• **Data extracts**:

========

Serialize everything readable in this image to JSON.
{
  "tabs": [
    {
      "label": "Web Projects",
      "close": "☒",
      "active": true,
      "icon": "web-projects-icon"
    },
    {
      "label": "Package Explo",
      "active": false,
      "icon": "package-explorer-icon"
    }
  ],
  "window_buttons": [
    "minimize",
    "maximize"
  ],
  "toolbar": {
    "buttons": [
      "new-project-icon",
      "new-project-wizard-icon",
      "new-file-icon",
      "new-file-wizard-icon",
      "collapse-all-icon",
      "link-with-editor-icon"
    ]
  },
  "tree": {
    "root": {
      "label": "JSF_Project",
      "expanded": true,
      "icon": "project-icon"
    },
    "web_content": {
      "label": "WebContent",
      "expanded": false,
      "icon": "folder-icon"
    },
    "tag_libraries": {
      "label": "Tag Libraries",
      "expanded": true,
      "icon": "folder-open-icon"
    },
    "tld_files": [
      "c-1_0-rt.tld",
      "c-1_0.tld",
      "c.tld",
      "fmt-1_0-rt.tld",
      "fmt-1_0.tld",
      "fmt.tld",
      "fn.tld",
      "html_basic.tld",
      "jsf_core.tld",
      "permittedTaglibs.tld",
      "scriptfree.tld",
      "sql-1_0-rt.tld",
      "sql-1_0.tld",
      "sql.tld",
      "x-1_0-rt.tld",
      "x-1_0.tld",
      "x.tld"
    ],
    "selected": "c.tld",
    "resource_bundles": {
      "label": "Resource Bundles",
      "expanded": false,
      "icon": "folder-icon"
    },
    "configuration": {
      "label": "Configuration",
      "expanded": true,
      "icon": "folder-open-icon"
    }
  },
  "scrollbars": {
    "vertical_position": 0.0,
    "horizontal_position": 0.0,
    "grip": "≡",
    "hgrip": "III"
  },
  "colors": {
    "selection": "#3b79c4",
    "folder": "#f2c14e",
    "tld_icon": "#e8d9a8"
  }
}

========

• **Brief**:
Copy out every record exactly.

• **Solution to this task**:
Serialize everything readable in this image to JSON.
{
  "tabs": [
    {
      "label": "Web Projects",
      "close": "☒",
      "active": true,
      "icon": "web-projects-icon"
    },
    {
      "label": "Package Explo",
      "active": false,
      "icon": "package-explorer-icon"
    }
  ],
  "window_buttons": [
    "minimize",
    "maximize"
  ],
  "toolbar": {
    "buttons": [
      "new-project-icon",
      "new-project-wizard-icon",
      "new-file-icon",
      "new-file-wizard-icon",
      "collapse-all-icon",
      "link-with-editor-icon"
    ]
  },
  "tree": {
    "root": {
      "label": "JSF_Project",
      "expanded": true,
      "icon": "project-icon"
    },
    "web_content": {
      "label": "WebContent",
      "expanded": false,
      "icon": "folder-icon"
    },
    "tag_libraries": {
      "label": "Tag Libraries",
      "expanded": true,
      "icon": "folder-open-icon"
    },
    "tld_files": [
      "c-1_0-rt.tld",
      "c-1_0.tld",
      "c.tld",
      "fmt-1_0-rt.tld",
      "fmt-1_0.tld",
      "fmt.tld",
      "fn.tld",
      "html_basic.tld",
      "jsf_core.tld",
      "permittedTaglibs.tld",
      "scriptfree.tld",
      "sql-1_0-rt.tld",
      "sql-1_0.tld",
      "sql.tld",
      "x-1_0-rt.tld",
      "x-1_0.tld",
      "x.tld"
    ],
    "selected": "c.tld",
    "resource_bundles": {
      "label": "Resource Bundles",
      "expanded": false,
      "icon": "folder-icon"
    },
    "configuration": {
      "label": "Configuration",
      "expanded": true,
      "icon": "folder-open-icon"
    }
  },
  "scrollbars": {
    "vertical_position": 0.0,
    "horizontal_position": 0.0,
    "grip": "≡",
    "hgrip": "III"
  },
  "colors": {
    "selection": "#3b79c4",
    "folder": "#f2c14e",
    "tld_icon": "#e8d9a8"
  }
}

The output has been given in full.